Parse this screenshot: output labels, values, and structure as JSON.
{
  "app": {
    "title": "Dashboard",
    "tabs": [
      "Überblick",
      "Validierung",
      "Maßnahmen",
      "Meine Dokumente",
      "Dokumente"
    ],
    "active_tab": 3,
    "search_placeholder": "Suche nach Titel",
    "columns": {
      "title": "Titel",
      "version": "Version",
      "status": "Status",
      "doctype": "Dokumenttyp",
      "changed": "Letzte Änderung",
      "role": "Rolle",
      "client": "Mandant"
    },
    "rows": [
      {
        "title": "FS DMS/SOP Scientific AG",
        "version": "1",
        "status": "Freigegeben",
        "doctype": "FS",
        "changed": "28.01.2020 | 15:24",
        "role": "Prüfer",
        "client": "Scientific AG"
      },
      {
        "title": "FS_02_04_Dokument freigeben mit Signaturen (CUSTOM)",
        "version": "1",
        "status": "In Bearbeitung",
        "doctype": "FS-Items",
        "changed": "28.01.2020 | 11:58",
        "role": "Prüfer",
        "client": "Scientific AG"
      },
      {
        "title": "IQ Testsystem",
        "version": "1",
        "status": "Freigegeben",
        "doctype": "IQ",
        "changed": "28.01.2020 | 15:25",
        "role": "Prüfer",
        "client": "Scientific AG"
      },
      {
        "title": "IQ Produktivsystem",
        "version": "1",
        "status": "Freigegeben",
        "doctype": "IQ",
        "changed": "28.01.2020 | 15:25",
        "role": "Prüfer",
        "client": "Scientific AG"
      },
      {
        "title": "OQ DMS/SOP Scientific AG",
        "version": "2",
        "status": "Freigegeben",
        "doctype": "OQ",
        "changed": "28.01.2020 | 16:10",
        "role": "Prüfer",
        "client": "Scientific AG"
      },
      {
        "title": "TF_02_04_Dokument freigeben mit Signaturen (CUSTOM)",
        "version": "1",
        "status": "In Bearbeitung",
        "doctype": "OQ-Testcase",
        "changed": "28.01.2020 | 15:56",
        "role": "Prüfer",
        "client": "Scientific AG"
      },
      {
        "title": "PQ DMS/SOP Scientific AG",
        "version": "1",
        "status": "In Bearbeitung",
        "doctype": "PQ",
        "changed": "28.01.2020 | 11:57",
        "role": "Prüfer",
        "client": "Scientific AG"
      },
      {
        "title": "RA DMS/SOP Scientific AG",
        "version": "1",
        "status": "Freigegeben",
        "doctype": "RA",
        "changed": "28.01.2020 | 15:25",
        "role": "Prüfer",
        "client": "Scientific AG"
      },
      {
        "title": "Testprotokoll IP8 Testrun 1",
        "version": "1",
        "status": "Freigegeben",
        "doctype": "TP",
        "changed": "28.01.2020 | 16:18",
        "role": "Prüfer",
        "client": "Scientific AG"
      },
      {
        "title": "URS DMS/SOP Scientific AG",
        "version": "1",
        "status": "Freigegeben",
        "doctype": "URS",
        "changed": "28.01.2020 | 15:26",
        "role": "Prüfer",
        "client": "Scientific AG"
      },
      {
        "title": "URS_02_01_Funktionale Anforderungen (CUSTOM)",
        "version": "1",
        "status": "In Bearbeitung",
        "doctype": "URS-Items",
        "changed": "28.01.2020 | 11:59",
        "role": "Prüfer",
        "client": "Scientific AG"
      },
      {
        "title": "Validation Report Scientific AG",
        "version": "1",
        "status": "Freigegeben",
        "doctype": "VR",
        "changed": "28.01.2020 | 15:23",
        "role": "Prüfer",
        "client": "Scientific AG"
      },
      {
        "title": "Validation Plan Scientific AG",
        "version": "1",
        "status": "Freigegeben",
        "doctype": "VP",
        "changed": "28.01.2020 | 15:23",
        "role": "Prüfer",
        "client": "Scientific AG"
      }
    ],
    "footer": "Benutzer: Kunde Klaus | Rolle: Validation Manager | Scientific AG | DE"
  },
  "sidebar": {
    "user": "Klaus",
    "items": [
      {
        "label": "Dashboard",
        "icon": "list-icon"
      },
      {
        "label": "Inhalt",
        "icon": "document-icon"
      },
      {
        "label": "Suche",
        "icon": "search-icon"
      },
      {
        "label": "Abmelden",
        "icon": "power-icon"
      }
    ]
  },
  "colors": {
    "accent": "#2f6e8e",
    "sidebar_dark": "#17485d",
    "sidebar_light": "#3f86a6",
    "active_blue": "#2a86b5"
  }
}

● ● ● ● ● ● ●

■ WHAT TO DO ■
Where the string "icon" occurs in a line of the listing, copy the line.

■ SOLUTION FOR THIS TASK ■
        "icon": "list-icon"
        "icon": "document-icon"
        "icon": "search-icon"
        "icon": "power-icon"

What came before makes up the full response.